Enacting a Financial Relief and Protection Legislation

Need for a law to rebuild India’s economy ailing from the Covid-19 crisis


As the Indian economy gears up to reopen, policymakers need to focus on preserving jobs and promoting economic activity to avoid an economic depression in the near term. After the current moratorium on repayment of debts, as facilitated by the Reserve Bank, is lifted, many businesses are likely to come under severe financial distress. Although the government has announced several measures to encourage greater availability of credit for supporting business continuity, such schemes will not be enough to encourage new lending or protect viable businesses from going bankrupt. Given the current economic environment, lenders entrusted with ensuring credit delivery to the business community at scale remain deeply worried about the recovery prospects for both preexisting and prospective loans. This kind of risk aversion in the face of such unprecedented uncertainty is not inexplicable.

From the borrowers’ perspective, since a large number of them were severely indebted even before the crisis started, it is very likely that any new financing provided to them will get utilised to service past debts and create a debt overhang with no real benefits to the economy in the near term. Under normal circumstances, if a limited number of firms were facing such challenges, an efficient bankruptcy system could have solved the problem (at least partially) through a court-sanctioned moratorium and statutory priority for any new financing. However, subjecting all distressed businesses to the regular bankruptcy system in the present economic environment is likely to overburden the system severely and lead to a large number of liquidations. The government recently exempted debtors whose defaults are primarily attributable to the ongoing crisis from the application of the bankruptcy code. Nevertheless, this will not be enough for avoiding the debt overhang and preserving jobs.


The problems outlined above can be mitigated by designing a law that encourages lenders to lend more freely to viable borrowers, protects debtors from debt enforcement action (in relation to old debts) and ensures that the proceeds of new debts are utilised for preserving businesses. This law should be seen as a temporary protective window for the economy in general and not as an insolvency resolution tool for specific businesses. The key elements of the system should include a debt moratorium for a specified period, allowing the debtor to remain in control of the business during the protection, providing super-priority for all new financing, imposing end-use restrictions on such financing, preventing termination of essential supplies for business continuity, prohibiting termination of employment contracts (beyond a threshold) and lastly, providing definite exit alternatives depending on the financial position of the debtor when the moratorium is lifted. The exit options must also include resolution or liquidation under the regular bankruptcy process to avoid misuse of the process by recalcitrant debtors.

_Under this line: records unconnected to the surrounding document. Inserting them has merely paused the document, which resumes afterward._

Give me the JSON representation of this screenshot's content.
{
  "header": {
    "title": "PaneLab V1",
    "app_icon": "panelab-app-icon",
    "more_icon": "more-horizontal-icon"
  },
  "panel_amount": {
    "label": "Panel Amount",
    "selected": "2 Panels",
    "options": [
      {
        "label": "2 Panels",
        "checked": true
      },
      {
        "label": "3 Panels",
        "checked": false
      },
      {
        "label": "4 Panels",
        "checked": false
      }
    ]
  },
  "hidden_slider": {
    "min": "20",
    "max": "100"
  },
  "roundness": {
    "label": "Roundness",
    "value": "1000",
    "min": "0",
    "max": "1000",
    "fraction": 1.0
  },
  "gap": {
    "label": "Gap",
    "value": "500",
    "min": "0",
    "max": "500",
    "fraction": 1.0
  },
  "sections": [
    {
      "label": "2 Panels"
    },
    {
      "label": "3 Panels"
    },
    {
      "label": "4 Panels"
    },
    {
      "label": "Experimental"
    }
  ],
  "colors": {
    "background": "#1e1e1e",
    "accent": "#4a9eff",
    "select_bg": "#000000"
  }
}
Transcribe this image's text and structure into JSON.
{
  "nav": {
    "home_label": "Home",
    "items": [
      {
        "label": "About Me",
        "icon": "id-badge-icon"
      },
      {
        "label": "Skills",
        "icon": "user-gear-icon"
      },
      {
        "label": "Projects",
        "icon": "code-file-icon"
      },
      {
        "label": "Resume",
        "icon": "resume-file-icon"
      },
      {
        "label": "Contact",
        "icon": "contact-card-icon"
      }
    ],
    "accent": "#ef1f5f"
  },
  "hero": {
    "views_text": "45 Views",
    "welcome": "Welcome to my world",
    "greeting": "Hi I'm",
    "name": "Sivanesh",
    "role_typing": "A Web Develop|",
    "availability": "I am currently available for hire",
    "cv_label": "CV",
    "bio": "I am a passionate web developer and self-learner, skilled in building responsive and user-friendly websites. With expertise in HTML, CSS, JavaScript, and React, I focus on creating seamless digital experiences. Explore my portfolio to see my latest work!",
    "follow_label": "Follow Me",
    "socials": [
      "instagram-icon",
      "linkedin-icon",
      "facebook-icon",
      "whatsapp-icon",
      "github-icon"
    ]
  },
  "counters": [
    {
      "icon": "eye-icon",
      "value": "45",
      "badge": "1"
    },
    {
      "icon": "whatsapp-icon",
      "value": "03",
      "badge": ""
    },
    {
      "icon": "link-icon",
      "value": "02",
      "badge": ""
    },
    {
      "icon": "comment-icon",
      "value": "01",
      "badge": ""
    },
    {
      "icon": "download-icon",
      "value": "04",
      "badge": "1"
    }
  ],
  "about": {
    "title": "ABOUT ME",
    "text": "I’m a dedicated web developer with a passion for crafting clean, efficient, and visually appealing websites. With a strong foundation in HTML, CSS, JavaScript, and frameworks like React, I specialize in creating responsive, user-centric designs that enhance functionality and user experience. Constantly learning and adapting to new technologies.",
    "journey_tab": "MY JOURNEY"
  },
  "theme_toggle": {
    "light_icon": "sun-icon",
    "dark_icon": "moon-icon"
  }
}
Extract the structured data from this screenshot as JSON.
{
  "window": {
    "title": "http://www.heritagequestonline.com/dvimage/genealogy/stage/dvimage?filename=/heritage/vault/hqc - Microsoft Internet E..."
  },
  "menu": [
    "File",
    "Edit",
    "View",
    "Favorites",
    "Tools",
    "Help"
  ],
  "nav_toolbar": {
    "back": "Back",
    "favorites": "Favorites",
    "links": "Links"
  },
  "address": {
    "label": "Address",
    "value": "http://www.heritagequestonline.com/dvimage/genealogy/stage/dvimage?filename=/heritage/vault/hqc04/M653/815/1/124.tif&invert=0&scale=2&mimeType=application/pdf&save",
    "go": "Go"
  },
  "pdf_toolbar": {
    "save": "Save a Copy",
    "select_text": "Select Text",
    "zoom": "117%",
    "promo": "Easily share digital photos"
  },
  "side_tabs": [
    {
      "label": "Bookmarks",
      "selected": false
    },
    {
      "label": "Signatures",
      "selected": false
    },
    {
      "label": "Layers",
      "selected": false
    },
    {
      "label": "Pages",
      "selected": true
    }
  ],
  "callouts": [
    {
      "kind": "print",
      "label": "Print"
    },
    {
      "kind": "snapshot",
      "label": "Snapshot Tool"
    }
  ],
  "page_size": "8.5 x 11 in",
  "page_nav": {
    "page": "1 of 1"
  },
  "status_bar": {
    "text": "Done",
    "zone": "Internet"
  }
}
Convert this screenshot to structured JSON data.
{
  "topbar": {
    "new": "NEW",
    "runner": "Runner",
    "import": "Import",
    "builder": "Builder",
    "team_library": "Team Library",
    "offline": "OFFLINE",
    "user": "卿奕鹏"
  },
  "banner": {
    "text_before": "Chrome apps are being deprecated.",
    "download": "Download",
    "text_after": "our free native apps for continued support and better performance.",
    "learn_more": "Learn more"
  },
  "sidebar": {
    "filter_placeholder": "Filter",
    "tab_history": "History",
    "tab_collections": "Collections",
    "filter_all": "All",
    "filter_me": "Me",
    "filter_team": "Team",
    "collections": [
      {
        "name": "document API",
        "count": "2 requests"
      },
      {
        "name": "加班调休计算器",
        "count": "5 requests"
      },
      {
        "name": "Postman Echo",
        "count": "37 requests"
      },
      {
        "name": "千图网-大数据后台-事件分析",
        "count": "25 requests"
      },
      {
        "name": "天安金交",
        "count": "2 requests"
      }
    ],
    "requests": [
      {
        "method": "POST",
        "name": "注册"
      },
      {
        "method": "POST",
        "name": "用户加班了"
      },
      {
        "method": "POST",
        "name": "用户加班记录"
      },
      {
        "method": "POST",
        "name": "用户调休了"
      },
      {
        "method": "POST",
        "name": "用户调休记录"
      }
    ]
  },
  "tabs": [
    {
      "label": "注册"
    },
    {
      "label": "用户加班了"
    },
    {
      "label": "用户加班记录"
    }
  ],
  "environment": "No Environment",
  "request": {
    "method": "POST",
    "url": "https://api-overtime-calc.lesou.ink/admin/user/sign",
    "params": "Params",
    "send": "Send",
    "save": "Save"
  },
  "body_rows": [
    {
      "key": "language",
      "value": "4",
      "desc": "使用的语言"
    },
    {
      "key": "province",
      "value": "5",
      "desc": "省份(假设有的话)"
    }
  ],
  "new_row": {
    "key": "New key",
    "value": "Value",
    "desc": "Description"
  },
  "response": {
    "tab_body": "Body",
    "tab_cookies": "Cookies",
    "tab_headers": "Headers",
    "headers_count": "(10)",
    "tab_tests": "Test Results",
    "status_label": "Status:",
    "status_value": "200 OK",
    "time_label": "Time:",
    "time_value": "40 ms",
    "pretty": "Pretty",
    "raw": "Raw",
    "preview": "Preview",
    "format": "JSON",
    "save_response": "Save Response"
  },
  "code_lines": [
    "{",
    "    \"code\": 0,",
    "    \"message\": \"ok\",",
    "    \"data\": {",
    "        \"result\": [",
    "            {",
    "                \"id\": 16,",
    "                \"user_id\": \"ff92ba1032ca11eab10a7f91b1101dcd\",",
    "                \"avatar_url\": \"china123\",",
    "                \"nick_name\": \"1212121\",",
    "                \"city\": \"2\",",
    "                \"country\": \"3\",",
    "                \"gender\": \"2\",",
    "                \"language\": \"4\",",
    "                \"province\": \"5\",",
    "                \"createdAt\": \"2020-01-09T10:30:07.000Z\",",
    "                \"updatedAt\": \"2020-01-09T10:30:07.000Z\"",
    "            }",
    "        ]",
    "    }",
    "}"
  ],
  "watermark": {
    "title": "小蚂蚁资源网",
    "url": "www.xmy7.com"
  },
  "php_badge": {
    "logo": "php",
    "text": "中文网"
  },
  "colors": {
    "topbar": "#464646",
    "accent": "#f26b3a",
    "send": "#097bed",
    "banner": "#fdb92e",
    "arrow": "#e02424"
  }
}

The proposed mechanism will provide financial relief to businesses and sectors that need such relief urgently and also help in preserving jobs and businesses until the situation stabilises. The super-priority (which should be honoured both within and outside insolvency) will provide comfort to lenders that are currently reluctant to lend because of the uncertainties attributable to the crisis. 


  • This scheme should be implemented through a separate legislation under the Ministry of Corporate Affairs.
  • The administrative authority in-charge of implementing it should have representation from the government, lending community and the industry to facilitate balanced outcomes.
  • Debtors with pre-crisis non-performing loans should not be eligible for this protection. Delaying debt enforcement, resolution or liquidation in such cases will only aggravate losses for the affected stakeholders.
  • The scheme will also have to be backstopped appropriately to ensure that lenders whose loans remain unpaid during the protection period do not end up with solvency issues of their own. 
  • The roll-out should be implemented in phases (starting with businesses or sectors that are most vulnerable or those that employ the maximum number of employees, etc.).